The problem
Records follow. Pull out every line that contains "Ступы".

Extracted data
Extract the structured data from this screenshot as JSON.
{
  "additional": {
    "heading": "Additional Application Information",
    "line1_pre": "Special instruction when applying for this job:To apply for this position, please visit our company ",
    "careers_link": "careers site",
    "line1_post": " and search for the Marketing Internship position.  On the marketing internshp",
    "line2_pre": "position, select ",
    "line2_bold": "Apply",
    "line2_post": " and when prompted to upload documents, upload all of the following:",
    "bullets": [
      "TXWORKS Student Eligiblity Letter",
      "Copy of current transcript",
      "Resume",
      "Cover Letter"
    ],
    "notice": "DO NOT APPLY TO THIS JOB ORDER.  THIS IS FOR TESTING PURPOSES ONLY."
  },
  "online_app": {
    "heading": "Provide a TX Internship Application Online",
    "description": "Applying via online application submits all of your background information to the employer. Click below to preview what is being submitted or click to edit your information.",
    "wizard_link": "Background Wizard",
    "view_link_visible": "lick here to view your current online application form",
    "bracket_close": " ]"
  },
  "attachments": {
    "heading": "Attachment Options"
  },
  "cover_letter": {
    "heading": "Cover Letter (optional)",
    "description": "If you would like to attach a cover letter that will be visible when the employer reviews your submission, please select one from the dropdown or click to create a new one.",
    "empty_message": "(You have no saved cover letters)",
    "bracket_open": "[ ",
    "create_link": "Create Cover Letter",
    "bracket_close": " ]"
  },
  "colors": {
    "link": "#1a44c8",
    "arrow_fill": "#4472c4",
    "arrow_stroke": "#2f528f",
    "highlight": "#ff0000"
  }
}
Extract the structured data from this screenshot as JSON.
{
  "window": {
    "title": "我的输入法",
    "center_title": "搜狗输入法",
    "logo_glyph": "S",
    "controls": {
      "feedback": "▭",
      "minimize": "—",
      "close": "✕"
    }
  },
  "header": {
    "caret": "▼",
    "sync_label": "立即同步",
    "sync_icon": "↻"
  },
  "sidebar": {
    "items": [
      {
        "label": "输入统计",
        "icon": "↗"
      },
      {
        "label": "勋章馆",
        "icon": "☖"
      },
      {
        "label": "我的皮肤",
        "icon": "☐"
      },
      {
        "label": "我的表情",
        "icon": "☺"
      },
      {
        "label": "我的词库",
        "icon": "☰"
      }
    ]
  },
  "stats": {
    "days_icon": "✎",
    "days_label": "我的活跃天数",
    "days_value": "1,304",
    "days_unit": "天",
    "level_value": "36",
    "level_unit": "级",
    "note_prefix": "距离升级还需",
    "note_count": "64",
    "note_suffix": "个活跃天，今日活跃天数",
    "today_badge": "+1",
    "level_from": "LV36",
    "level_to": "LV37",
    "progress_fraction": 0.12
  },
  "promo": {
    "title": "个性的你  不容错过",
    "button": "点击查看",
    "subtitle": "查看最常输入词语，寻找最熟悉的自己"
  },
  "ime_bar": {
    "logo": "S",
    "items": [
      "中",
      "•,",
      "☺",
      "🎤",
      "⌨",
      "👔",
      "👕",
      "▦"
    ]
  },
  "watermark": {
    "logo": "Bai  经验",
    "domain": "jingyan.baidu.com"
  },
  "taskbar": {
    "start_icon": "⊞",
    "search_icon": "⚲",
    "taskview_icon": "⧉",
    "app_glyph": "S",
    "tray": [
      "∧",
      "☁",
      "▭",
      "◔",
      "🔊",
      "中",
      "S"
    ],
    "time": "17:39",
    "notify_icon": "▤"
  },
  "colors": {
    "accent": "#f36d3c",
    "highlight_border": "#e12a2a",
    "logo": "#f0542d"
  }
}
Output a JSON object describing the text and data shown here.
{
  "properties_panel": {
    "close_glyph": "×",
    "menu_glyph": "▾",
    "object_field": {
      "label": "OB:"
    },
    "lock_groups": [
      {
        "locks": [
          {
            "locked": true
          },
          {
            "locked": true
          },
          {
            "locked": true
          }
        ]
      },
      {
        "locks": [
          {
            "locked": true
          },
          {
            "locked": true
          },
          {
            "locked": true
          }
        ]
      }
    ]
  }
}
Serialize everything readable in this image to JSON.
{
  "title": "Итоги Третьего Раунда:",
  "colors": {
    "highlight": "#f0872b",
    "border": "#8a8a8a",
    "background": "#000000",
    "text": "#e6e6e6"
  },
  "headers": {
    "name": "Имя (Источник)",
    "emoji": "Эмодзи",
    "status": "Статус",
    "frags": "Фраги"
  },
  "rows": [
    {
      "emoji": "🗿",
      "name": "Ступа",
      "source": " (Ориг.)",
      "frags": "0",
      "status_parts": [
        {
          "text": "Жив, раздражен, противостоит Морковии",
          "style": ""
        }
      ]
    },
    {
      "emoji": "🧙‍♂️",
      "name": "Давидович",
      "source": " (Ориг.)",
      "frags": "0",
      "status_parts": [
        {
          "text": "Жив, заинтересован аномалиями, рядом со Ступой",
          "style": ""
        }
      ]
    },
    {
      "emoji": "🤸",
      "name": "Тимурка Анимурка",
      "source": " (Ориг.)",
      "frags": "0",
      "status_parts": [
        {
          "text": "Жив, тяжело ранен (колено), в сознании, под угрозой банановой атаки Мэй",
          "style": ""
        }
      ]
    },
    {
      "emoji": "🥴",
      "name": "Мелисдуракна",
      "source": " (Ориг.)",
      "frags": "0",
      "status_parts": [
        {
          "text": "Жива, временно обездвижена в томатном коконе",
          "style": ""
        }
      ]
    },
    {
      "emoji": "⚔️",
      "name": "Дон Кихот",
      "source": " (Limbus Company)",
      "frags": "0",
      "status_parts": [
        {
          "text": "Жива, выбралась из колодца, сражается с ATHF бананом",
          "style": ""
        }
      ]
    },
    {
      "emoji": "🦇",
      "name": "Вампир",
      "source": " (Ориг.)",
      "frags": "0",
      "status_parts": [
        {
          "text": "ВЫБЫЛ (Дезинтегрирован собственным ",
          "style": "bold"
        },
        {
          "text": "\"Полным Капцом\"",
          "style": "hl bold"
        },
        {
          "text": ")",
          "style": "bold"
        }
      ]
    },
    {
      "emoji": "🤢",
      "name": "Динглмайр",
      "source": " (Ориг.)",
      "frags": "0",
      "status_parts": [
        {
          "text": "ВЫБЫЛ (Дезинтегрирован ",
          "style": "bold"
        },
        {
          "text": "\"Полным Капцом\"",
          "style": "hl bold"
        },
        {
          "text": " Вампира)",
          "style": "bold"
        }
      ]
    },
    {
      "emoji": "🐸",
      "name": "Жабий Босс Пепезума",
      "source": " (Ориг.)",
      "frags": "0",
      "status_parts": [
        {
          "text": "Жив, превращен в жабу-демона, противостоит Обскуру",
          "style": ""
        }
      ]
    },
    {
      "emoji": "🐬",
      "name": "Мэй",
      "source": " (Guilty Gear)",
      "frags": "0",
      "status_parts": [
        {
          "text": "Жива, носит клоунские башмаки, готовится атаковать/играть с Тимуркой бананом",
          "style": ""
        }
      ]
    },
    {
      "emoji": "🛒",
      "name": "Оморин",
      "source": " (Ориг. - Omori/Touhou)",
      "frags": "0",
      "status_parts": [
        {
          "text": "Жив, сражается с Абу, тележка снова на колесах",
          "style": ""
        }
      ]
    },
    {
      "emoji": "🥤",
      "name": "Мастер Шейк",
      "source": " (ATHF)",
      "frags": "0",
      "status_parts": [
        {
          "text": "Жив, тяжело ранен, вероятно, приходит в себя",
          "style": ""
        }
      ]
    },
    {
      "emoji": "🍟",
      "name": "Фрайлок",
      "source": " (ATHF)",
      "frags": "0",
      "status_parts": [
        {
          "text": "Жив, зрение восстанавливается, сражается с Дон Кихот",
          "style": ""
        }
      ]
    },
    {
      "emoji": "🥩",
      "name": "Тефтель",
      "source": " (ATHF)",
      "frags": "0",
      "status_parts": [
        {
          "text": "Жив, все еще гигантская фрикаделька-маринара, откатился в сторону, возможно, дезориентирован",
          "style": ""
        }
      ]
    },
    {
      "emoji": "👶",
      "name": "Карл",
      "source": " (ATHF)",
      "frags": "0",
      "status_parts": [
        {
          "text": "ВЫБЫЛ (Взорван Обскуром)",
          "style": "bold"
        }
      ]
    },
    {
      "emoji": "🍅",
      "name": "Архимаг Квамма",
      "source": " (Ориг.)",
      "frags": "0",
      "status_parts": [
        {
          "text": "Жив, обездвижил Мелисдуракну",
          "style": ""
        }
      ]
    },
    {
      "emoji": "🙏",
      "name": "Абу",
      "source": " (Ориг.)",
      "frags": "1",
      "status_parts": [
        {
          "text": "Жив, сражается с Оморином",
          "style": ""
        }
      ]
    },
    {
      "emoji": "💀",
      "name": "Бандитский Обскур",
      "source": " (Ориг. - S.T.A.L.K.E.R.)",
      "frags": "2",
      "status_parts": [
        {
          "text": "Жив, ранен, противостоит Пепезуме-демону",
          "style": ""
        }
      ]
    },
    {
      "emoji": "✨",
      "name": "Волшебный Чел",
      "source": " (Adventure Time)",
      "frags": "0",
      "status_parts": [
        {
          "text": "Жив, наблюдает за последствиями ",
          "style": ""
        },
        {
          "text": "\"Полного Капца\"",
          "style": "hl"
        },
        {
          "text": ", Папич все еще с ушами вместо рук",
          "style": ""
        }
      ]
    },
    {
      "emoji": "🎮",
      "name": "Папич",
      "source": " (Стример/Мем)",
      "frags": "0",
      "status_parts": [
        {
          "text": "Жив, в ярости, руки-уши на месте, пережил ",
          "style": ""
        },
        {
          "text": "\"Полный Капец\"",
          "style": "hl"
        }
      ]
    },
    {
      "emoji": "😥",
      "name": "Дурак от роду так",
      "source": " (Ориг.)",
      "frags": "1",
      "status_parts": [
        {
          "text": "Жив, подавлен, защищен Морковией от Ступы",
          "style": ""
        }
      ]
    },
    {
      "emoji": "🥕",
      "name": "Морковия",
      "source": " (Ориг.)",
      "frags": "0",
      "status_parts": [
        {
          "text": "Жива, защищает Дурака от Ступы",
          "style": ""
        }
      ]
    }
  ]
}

Written response
          "text": "Жив, подавлен, защищен Морковией от Ступы",
          "text": "Жива, защищает Дурака от Ступы",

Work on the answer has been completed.